Admission free – but donations are welcome
If you can understand German you can easily spend significantly longer here. The guided tour I was on lasted about 45 to 60 minutes. But this does not include the exhibitions.
Combinations with other dark destinations:
in general see Germany
– also in Sandbostel is a "war cemetery", which is actually the camp's cemetery where many thousand of bodies were also reburied after exhumation at Sandbostel camp itself. To get there head back to the village of Sandbostel and follow the signs for "Kriegsgräberstätte". This site is undergoing a refurbishment of sorts too. A current project of the memorial foundation aims to mark the known names of inmates buried here by means of small terracotta plaques. (Until now the field is the usual anonymous war cemetery familiar from countless such sides worldwide)
But the most significant thematically and, at a push, geographically combinable other site will have to be that of Bergen-Belsen
, which is about 60 miles (40 km) further south-east (as the crow flies, the drive is more roundabout).
's dark sites provide plenty of other destinations in the area, and Bremen's Bunker Valentin
or the Emigration Center at Bremerhaven
aren't far either.
Combinations with non-dark destinations:
in general see Germany
– the immediate vicinity of the site isn't the most touristy of the country, which is flat and rather featureless in these parts, but it's not too far to Bremen, Hamburg
and the popular heathlands of the Lüneburger Heide – or the coast.
- Sandbostel 01 - barracks from afar
- Sandbostel 02 - in the camp grounds today
- Sandbostel 03 - new main exhibition building
- Sandbostel 03b - exhibition building before refurbishment
- Sandbostel 04 - but now updated to a full-scale contemporary commodification
- Sandbostel 05 - including modern media
- Sandbostel 06 - screens with eyewitness interviews and more

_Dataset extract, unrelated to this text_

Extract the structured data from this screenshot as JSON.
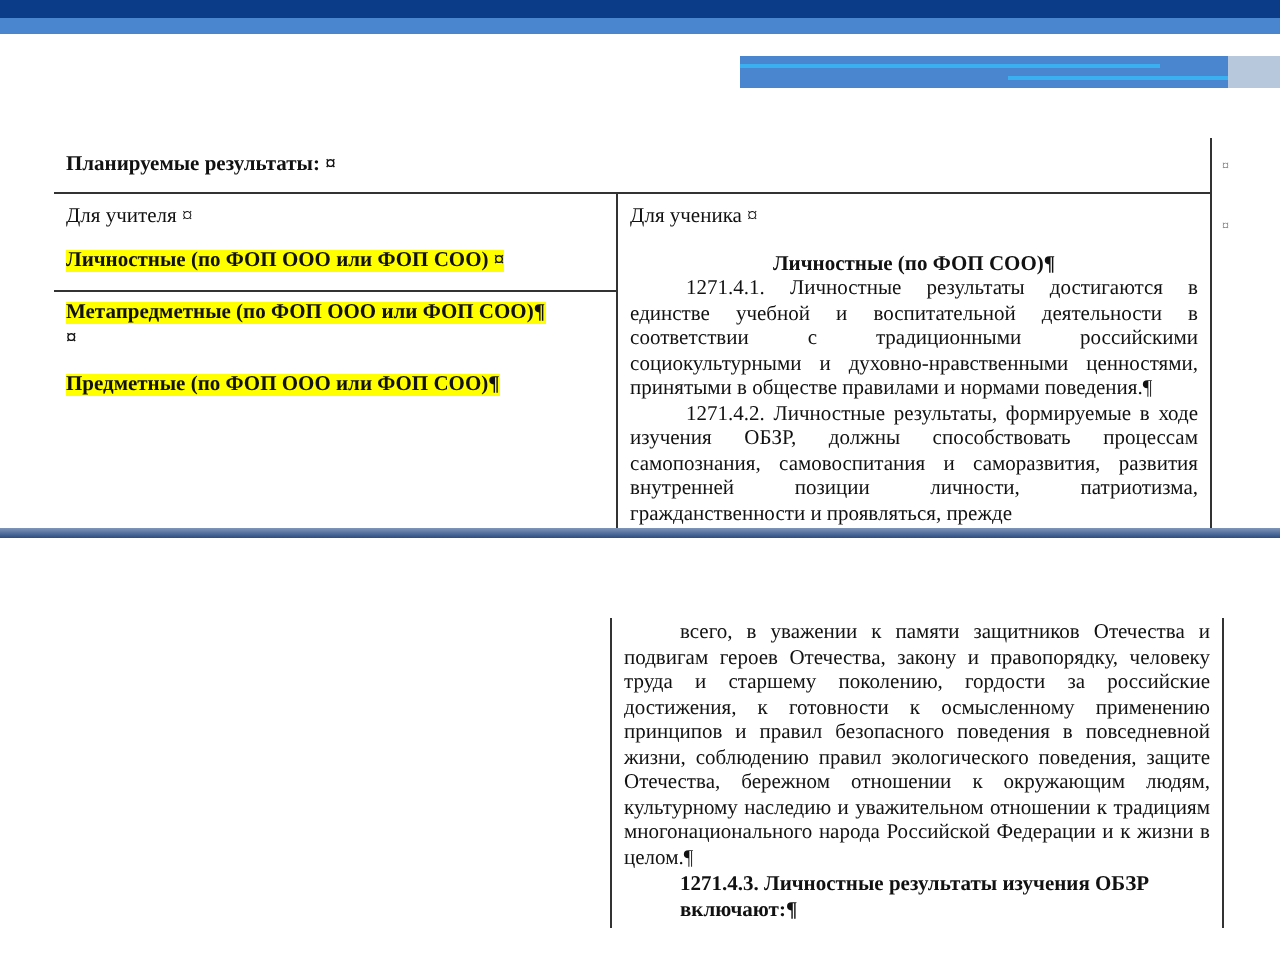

- Sandbostel 07 - unearthed artefacts
- Sandbostel 08 - piece of barbed wire from the camp fence
- Sandbostel 09 - plate
- Sandbostel 10 - sign
- Sandbostel 11 - toiletry items
- Sandbostel 12 - clandestine camera
- Sandbostel 13 - piece from the camp railway
- Sandbostel 14 - model of the former camp
- Sandbostel 15 - library
- Sandbostel 16 - including a few items in foreign languages
- Sandbostel 17 - former location of the first exhibition
- Sandbostel 18 - old buildings
- Sandbostel 19 - original wooden barracks
- Sandbostel 20 - two of the barracks
- Sandbostel 21 - inside one of the barracks
- Sandbostel 22 - view out to the next barrack
- Sandbostel 23 - barrack corridor
- Sandbostel 24 - Gdansk wall painting
- Sandbostel 24b - shattered hope
- Sandbostel 25 - dilapidated dining hall
- Sandbostel 26 - former washroom
- Sandbostel 27 - marks on the wall
- Sandbostel 28 - another refurbished hut
- Sandbostel 29 - now containing yet another modern exhibition
- Sandbostel 30 - inmates registers in yet another refurbished building
- Sandbostel 31 - church
- Sandbostel 32 - cleared wood